Then there’s milk’s effects on a babe’s developing brain. Here, research is extremely limited, largely for lack of means to test hypotheses in humans. What is certain, however, is that human milk has curiously high concentrations of molecules known to foster brain development. Differences in the amount of cortisol in macaque monkeys’ milk impart a lifelong behavioural trajectory on the infants nourished by it, but at present, there are only hints of this effect in humans from a much shorter study. The study in humans reported that consuming more cortisol as a neonate makes for a more labile human infant.
The list of opportunities in lactation and milk research goes on. What of the lactating mom? Neville and colleagues stress that a mechanistic understanding of the factors and signaling pathways regulating mammary gland differentiation during pregnancy, birth, and lactation, is sorely needed. Once such mechanisms are established, scientists can better understand what can go awry. To be sure, the field has long-established that prolactin and oxytocin play key roles, but also, it appears, does cortisol.
Various other hormones are relevant–insulin, progesterone, and glucocorticoids among them–suggesting stress (acting via glucocorticoid levels), obesity, and gestational diabetes (both acting via insulin) may alter mammary gland differentiation. Perhaps, for example, the additional insulin circulating in an obese mom causes premature involution?
In addition to understanding mom’s hormones, it makes sense to consider her genes. Little is known about genetic and epigenetic underpinnings of milk production, or about what moms can eat or do to improve the flow and composition of their milk.

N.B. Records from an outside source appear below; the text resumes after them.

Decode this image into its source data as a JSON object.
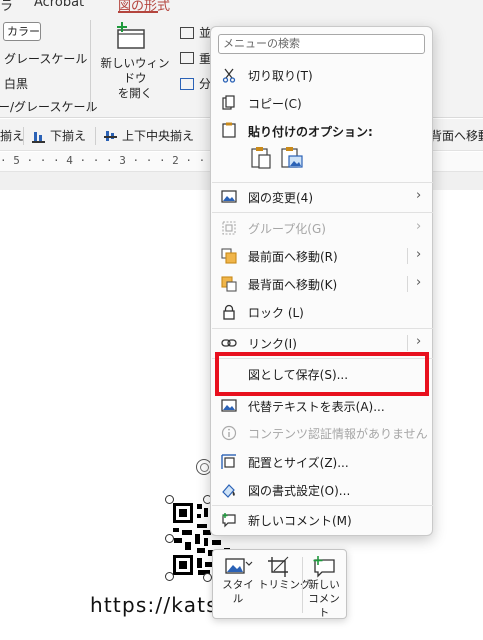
{
  "ribbon": {
    "tabs": [
      {
        "label": "ラ"
      },
      {
        "label": "Acrobat"
      },
      {
        "label": "図の形式"
      }
    ],
    "color_button": "カラー",
    "color_items": [
      "グレースケール",
      "白黒",
      "ー/グレースケール"
    ],
    "new_window": "新しいウィンドウ\nを開く",
    "right_items": [
      "並",
      "重",
      "分"
    ]
  },
  "align_bar": {
    "items": [
      "揃え",
      "下揃え",
      "上下中央揃え",
      "背面へ移動"
    ]
  },
  "ruler": {
    "marks": "· 5 · · · 4 · · · 3 · · · 2 · · · 1 · · ·"
  },
  "context_menu": {
    "search_placeholder": "メニューの検索",
    "items": [
      {
        "label": "切り取り(T)",
        "icon": "scissors-icon",
        "enabled": true,
        "submenu": false
      },
      {
        "label": "コピー(C)",
        "icon": "copy-icon",
        "enabled": true,
        "submenu": false
      },
      {
        "label": "図の変更(4)",
        "icon": "change-picture-icon",
        "enabled": true,
        "submenu": true
      },
      {
        "label": "グループ化(G)",
        "icon": "group-icon",
        "enabled": false,
        "submenu": true
      },
      {
        "label": "最前面へ移動(R)",
        "icon": "bring-front-icon",
        "enabled": true,
        "submenu": true
      },
      {
        "label": "最背面へ移動(K)",
        "icon": "send-back-icon",
        "enabled": true,
        "submenu": true
      },
      {
        "label": "ロック (L)",
        "icon": "lock-icon",
        "enabled": true,
        "submenu": false
      },
      {
        "label": "リンク(I)",
        "icon": "link-icon",
        "enabled": true,
        "submenu": true
      },
      {
        "label": "図として保存(S)...",
        "icon": "",
        "enabled": true,
        "submenu": false
      },
      {
        "label": "代替テキストを表示(A)...",
        "icon": "alt-text-icon",
        "enabled": true,
        "submenu": false
      },
      {
        "label": "コンテンツ認証情報がありません",
        "icon": "info-icon",
        "enabled": false,
        "submenu": false
      },
      {
        "label": "配置とサイズ(Z)...",
        "icon": "size-position-icon",
        "enabled": true,
        "submenu": false
      },
      {
        "label": "図の書式設定(O)...",
        "icon": "format-picture-icon",
        "enabled": true,
        "submenu": false
      },
      {
        "label": "新しいコメント(M)",
        "icon": "new-comment-icon",
        "enabled": true,
        "submenu": false
      }
    ],
    "paste_options_title": "貼り付けのオプション:",
    "highlight_color": "#e8101e"
  },
  "mini_toolbar": {
    "style_label": "スタイ\nル",
    "crop_label": "トリミング",
    "comment_label": "新しい\nコメント"
  },
  "document": {
    "url_text": "https://kats"
  }
}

Of course, those most likely to benefit from a renewed effort in lactation research are babies with unusually high odds of death and disease: preemies, those born in places of poor sanitation, or to obese or diabetic moms. These research topics are priorities. Preemies have nutrient demands that outstrip what breast milk can pack into their tiny tummies, and their moms sometimes aren’t biologically primed to produce enough milk. More should be done to find out how to help both. Moreover, the babes of obese and diabetic moms are more likely to suffer from metabolic disease. And infants that remain stunted from under nutrition through their third birthday often remain cognitively restricted for life. Scientists currently conjecture that breast milk might abrogate this undesirable fetal programming. But does it really?
As always, a big new push requires someone to push and money for support. Lactation biologists are dwindling in number, and while organizations like the Bill & Melina Gates Foundation are waking up to the field’s potential, more needs to be done to encourage national research agencies to step up. Lactation is a field where the basic biology is still up for grabs and new findings have great potential to help millions of infants around the world. It seems only smart that the new generation of researchers and financial supporters take heed of Neville’s review.
Neville MC, Anderson SM, McManaman JL, Badger TM, Bunik M, Contractor N, Crume T et al. (2012) Lactation and neonatal nutrition: defining the refining the critical questions. J Mammary Gland Biol Neoplasia. [Epub ahead of print].
Photo: Dr. Peggy Neville